### WHAT YOU SHOULD DO
Please find every line in the records below that contains the word "icon", and copy it.
PROVIDED DATA: Begin
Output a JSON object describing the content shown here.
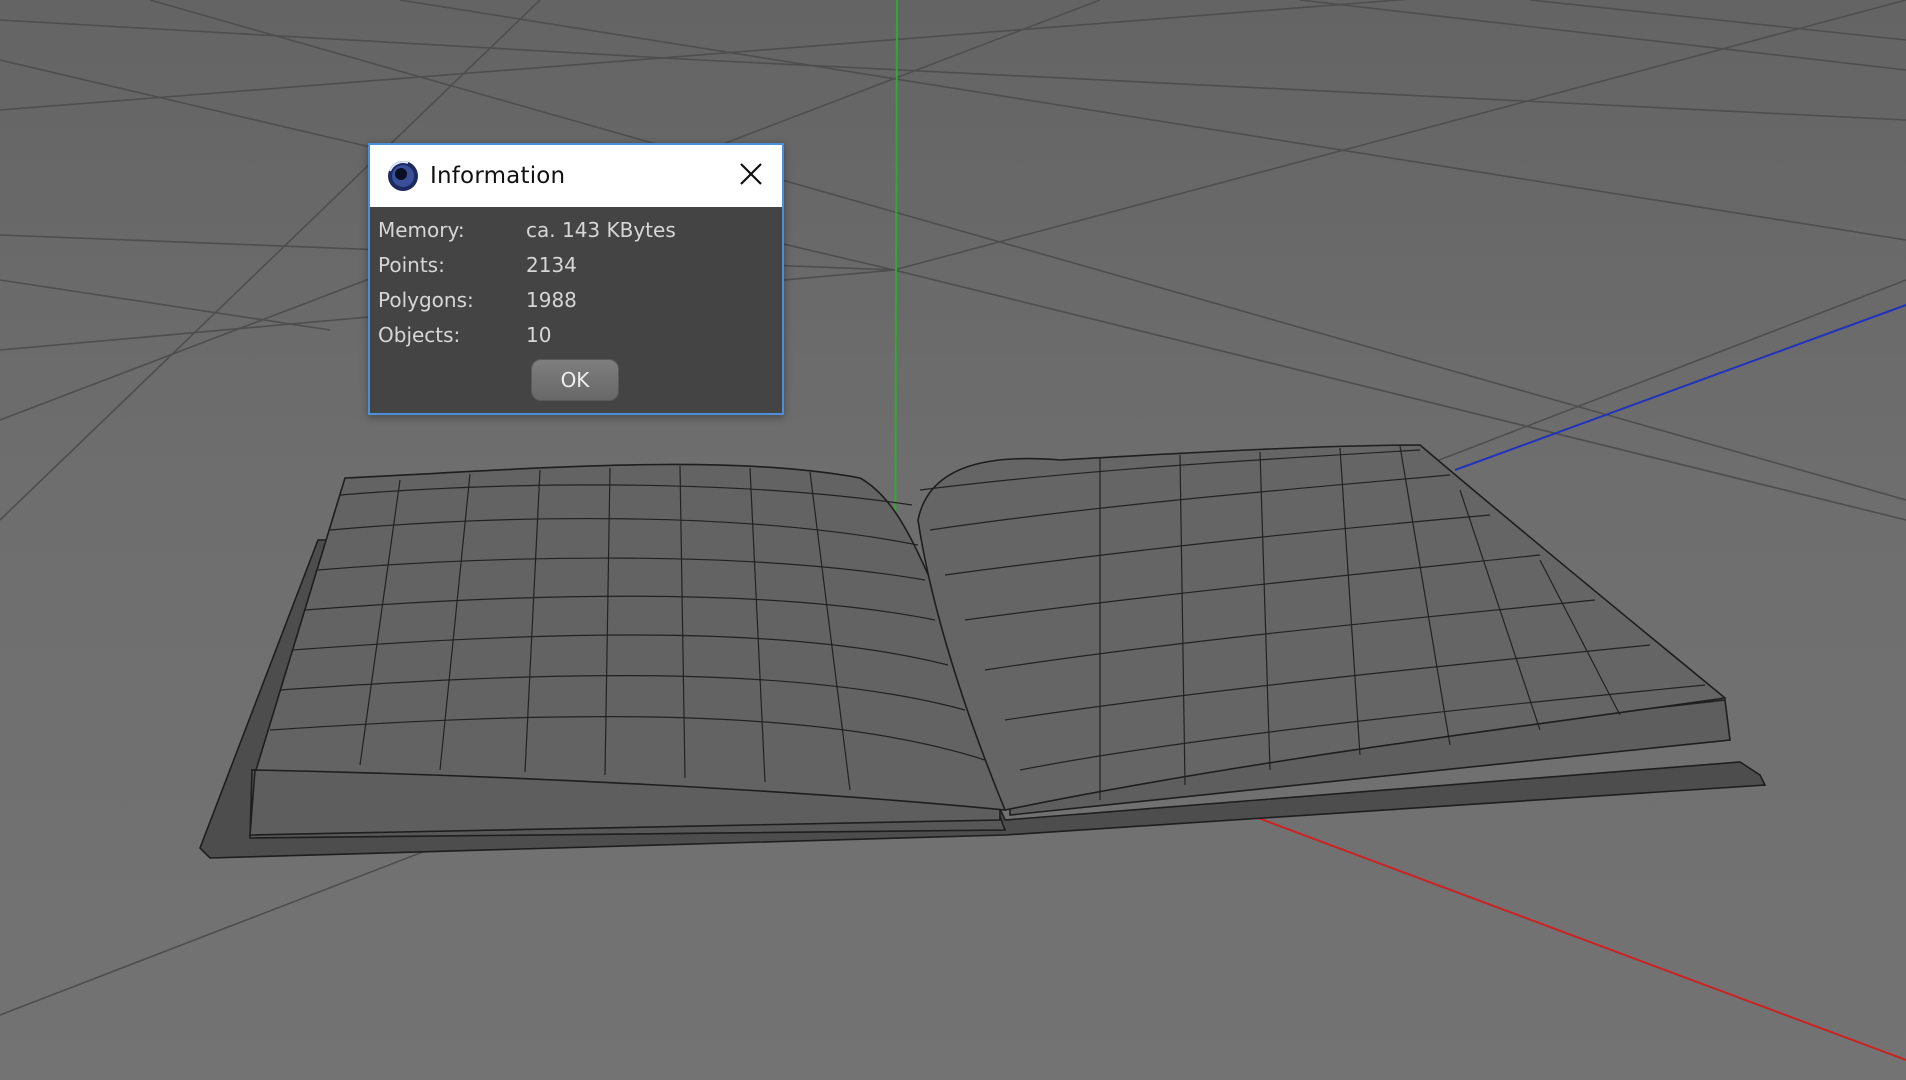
{
  "dialog": {
    "title": "Information",
    "app_icon": "cinema4d-icon",
    "close_icon": "close-icon",
    "rows": [
      {
        "label": "Memory:",
        "value": "ca. 143 KBytes"
      },
      {
        "label": "Points:",
        "value": "2134"
      },
      {
        "label": "Polygons:",
        "value": "1988"
      },
      {
        "label": "Objects:",
        "value": "10"
      }
    ],
    "ok_label": "OK"
  },
  "viewport": {
    "axis_colors": {
      "y_axis": "#2faa2f",
      "x_axis": "#cc2222",
      "z_axis": "#2233bb"
    },
    "model": "open-book-wireframe"
  }
}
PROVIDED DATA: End
### EXERCISE RESPONSE
    "app_icon": "cinema4d-icon",
    "close_icon": "close-icon",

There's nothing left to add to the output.